Dr. Ottenbacher earned BS degrees in Health Sciences in 1972 from the University of Montana and in Occupational Therapy in 1975 from the University of Central Arkansas. He completed a MS in 1976 (University of Tennessee) and a PhD in 1982 (University of Missouri-Columbia), both in Special Education and Rehabilitation. Dr. Ottenbacher was a faculty member at the University of Wisconsin-Madison and the University at Buffalo before joining the School of Health Professions at UTMB in 1995 (then the School of Allied Health Sciences). He served as Vice Dean from 1995 to 2001 when he became the Senior Associate Dean for Research and Director of the Division of Rehabilitation Sciences. Dr. Ottenbacher was appointed as Associate Director in the Sealy Center on Aging in 1998 by Dr. James Goodwin and continues to serve in that role with Director, Dr. Elena Volpi and Associate Director, Dr. Rebeca Wong.

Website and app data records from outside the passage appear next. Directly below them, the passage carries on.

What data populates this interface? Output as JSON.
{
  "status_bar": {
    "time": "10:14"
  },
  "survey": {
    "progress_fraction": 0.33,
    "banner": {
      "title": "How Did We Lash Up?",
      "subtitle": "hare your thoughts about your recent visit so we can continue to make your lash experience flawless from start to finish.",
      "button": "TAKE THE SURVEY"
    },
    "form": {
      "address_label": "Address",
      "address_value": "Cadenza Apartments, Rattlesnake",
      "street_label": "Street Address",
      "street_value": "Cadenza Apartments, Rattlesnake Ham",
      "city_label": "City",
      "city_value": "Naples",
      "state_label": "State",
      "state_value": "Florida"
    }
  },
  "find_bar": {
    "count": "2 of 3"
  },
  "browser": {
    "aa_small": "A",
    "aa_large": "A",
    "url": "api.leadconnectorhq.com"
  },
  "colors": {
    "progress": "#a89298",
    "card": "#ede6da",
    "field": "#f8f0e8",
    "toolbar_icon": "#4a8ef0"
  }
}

As director of the Division of Rehabilitation Sciences, Dr. Ottenbacher led the development of the PhD program in Rehabilitation Sciences in 2000, with the first student completing the program in 2004. The program (now directed by Dr. Soham Al Snih) has accepted 55 students and conferred 37 degrees with 13 students currently enrolled. He also developed and led the Postdoctoral Research Training Program, which has accepted 50 fellows, one currently enrolled and 49 completed their training. Dr. Ottenbacher has been a mentor for 11 K-award scholars and the PI of a NIH K12 national training grant funded since 2007, which also includes the University of Florida and the University of Southern California. He also started the Center for Rehabilitation Sciences in 2000, an institutional center (now referred to as the Center for Recovery, Physical Activity and Nutrition, directed by Dr. Blake Rasmussen), that supports interdisciplinary research related to rehabilitation, disability, recovery and nutrition.

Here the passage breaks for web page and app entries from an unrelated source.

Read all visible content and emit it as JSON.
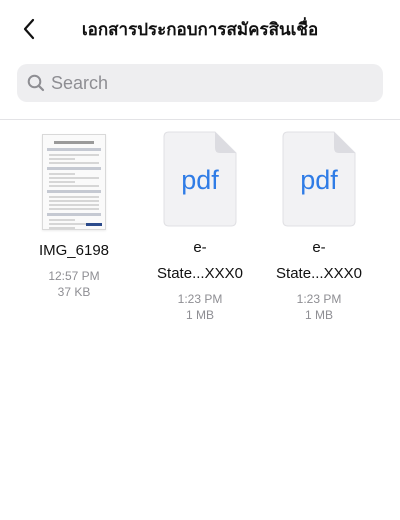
{
  "header": {
    "title": "เอกสารประกอบการสมัครสินเชื่อ",
    "back_icon": "chevron-left-icon"
  },
  "search": {
    "placeholder": "Search",
    "value": ""
  },
  "files": [
    {
      "name": "IMG_6198",
      "name_line2": "",
      "time": "12:57 PM",
      "size": "37 KB",
      "type": "image"
    },
    {
      "name": "e-",
      "name_line2": "State...XXX0",
      "time": "1:23 PM",
      "size": "1 MB",
      "type": "pdf",
      "icon_label": "pdf"
    },
    {
      "name": "e-",
      "name_line2": "State...XXX0",
      "time": "1:23 PM",
      "size": "1 MB",
      "type": "pdf",
      "icon_label": "pdf"
    }
  ],
  "colors": {
    "pdf_accent": "#2f7ce6",
    "search_bg": "#eeeef0",
    "meta_text": "#8e8e93"
  }
}
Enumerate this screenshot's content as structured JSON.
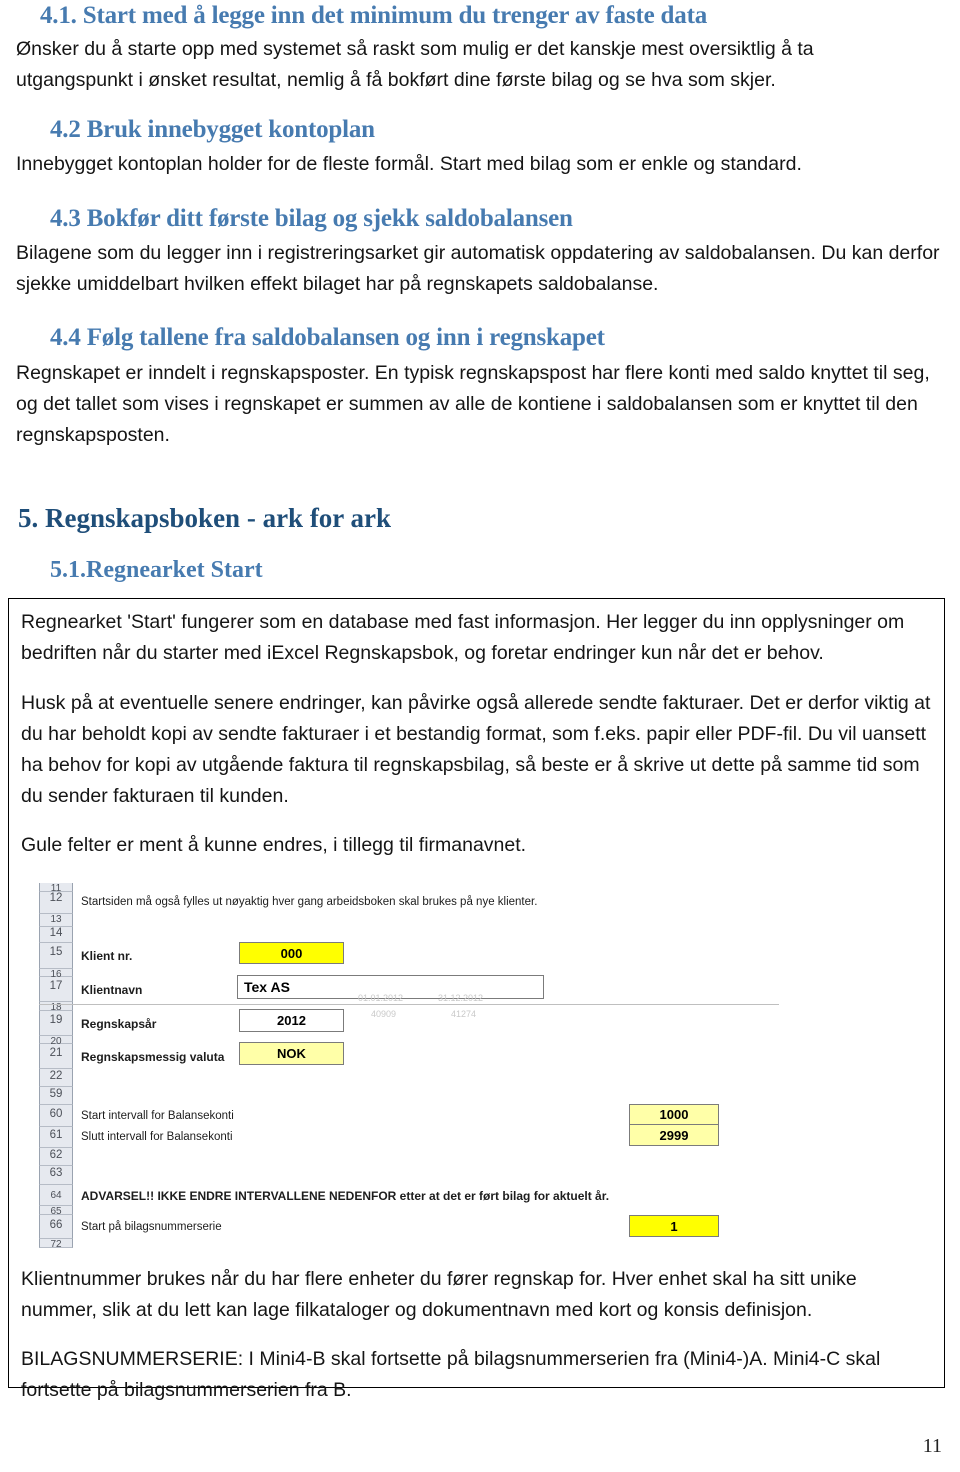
{
  "document": {
    "page_number": "11"
  },
  "sections": [
    {
      "heading": "4.1. Start med å legge inn det minimum du trenger av faste data",
      "paragraphs": [
        "Ønsker du å starte opp med systemet så raskt som mulig er det kanskje mest oversiktlig å ta utgangspunkt i ønsket resultat, nemlig å få bokført dine første bilag og se hva som skjer."
      ]
    },
    {
      "heading": "4.2 Bruk innebygget kontoplan",
      "paragraphs": [
        "Innebygget kontoplan holder for de fleste formål. Start med bilag som er enkle og standard."
      ]
    },
    {
      "heading": "4.3 Bokfør ditt første bilag og sjekk saldobalansen",
      "paragraphs": [
        "Bilagene som du legger inn i registreringsarket gir automatisk oppdatering av saldobalansen. Du kan derfor sjekke umiddelbart hvilken effekt bilaget har på regnskapets saldobalanse."
      ]
    },
    {
      "heading": "4.4 Følg tallene fra saldobalansen og inn i regnskapet",
      "paragraphs": [
        "Regnskapet er inndelt i regnskapsposter. En typisk regnskapspost har flere konti med saldo knyttet til seg, og det tallet som vises i regnskapet er summen av alle de kontiene i saldobalansen som er knyttet til den regnskapsposten."
      ]
    }
  ],
  "chapter5": {
    "heading": "5.  Regnskapsboken - ark for ark",
    "subheading": "5.1.Regnearket Start"
  },
  "boxed_content": {
    "paragraphs": [
      "Regnearket 'Start' fungerer som en database med fast informasjon. Her legger du inn opplysninger om bedriften når du starter med iExcel Regnskapsbok, og foretar endringer kun når det er behov.",
      "Husk på at eventuelle senere endringer, kan påvirke også allerede sendte fakturaer. Det er derfor viktig at du har beholdt kopi av sendte fakturaer i et bestandig format, som f.eks. papir eller PDF-fil. Du vil uansett ha behov for kopi av utgående faktura til regnskapsbilag, så beste er å skrive ut dette på samme tid som du sender fakturaen til kunden.",
      "Gule felter er ment å kunne endres, i tillegg til firmanavnet."
    ],
    "after_screenshot_paragraphs": [
      "Klientnummer brukes når du har flere enheter du fører regnskap for. Hver enhet skal ha sitt unike nummer, slik at du lett kan lage filkataloger og dokumentnavn med kort og konsis definisjon.",
      "BILAGSNUMMERSERIE: I Mini4-B skal fortsette på bilagsnummerserien fra (Mini4-)A. Mini4-C skal fortsette på bilagsnummerserien fra B."
    ]
  },
  "spreadsheet": {
    "row_numbers": [
      "11",
      "12",
      "13",
      "14",
      "15",
      "16",
      "17",
      "18",
      "19",
      "20",
      "21",
      "22",
      "59",
      "60",
      "61",
      "62",
      "63",
      "64",
      "65",
      "66",
      "72"
    ],
    "labels": {
      "intro": "Startsiden må også fylles ut nøyaktig hver gang arbeidsboken skal brukes på nye klienter.",
      "klient_nr": "Klient nr.",
      "klientnavn": "Klientnavn",
      "regnskapsaar": "Regnskapsår",
      "valuta": "Regnskapsmessig valuta",
      "start_intervall": "Start intervall for Balansekonti",
      "slutt_intervall": "Slutt intervall for Balansekonti",
      "advarsel": "ADVARSEL!! IKKE ENDRE INTERVALLENE NEDENFOR etter at det er ført bilag for aktuelt år.",
      "start_bilagsserie": "Start på  bilagsnummerserie"
    },
    "values": {
      "klient_nr": "000",
      "klientnavn": "Tex AS",
      "regnskapsaar": "2012",
      "valuta": "NOK",
      "start_intervall": "1000",
      "slutt_intervall": "2999",
      "start_bilagsserie": "1"
    },
    "faint_values": {
      "date_from": "01.01.2012",
      "date_to": "31.12.2012",
      "serial_from": "40909",
      "serial_to": "41274"
    },
    "colors": {
      "editable_strong": "#ffff00",
      "editable_soft": "#ffffa8",
      "row_header_bg": "#e6e9ef"
    }
  }
}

Dr. Ottenbacher's research focuses on rehabilitation outcomes with an emphasis on functional performance, disability, and frailty in older adults. He has published > 400 articles that have been cited over 14,600 times (Scopus). Dr. Ottenbacher has received continuous federal funding as a principal investigator since 1984 totaling more than $40 million. He is a past member of the NIH Advisory Board for the National Center for Medical Rehabilitation Research and has served on multiple study sections and review panels.
Dr. Ottenbacher is a Fellow in the American Occupational Therapy Association, the American Congress of Rehabilitation Medicine, and the Gerontological Society of America (Health Sciences Division). He is the recipient of numerous awards that reflect his commitment to promoting the field of rehabilitation science and developing research and training programs. He holds the Russell Shearn Moody Distinguished Chair in Neurological Rehabilitation at UTMB. In 2010 he received the Award of Merit from the American Occupational Therapy Association, in 2016 he received the Gold Key Award from the American Congress of Rehabilitation Medicine; and in 2017 Dr. Ottenbacher was named to the 100 most influential people in Occupational Therapy by the American Occupational Therapy Association.